(Entries taken from a collection)
☆ ☆ ☆ ☆ ☆ ☆ ☆

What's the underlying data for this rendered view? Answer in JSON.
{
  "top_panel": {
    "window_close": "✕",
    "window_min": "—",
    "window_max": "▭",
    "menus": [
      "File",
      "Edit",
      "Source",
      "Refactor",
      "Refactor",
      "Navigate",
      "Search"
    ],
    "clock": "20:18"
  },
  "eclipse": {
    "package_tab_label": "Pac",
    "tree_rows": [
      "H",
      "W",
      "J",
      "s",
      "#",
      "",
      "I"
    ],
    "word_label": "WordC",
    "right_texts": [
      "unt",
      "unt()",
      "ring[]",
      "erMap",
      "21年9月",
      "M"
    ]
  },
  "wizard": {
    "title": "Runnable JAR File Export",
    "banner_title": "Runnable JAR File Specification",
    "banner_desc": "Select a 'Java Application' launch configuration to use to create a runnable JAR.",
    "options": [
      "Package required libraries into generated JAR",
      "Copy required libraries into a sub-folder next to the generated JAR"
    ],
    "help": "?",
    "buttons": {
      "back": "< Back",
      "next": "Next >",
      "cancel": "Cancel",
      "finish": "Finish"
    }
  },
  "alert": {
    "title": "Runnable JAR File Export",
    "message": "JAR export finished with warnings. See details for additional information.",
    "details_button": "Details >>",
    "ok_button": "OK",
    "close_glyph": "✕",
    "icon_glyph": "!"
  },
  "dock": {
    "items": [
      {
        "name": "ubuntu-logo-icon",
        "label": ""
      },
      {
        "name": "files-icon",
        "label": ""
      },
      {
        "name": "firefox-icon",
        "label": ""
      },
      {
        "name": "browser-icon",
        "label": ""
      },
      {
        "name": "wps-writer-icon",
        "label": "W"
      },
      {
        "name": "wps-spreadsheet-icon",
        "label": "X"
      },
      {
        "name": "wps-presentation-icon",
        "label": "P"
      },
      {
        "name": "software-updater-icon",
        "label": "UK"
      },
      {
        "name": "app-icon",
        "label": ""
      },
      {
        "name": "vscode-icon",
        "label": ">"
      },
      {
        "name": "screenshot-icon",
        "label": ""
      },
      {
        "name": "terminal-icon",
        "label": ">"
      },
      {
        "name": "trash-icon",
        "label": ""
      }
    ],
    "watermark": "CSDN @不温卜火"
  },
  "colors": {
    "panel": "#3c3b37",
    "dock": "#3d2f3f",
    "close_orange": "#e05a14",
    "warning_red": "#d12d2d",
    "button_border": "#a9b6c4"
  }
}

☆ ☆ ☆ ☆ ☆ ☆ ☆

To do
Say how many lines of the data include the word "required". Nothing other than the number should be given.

Response to the exercise
2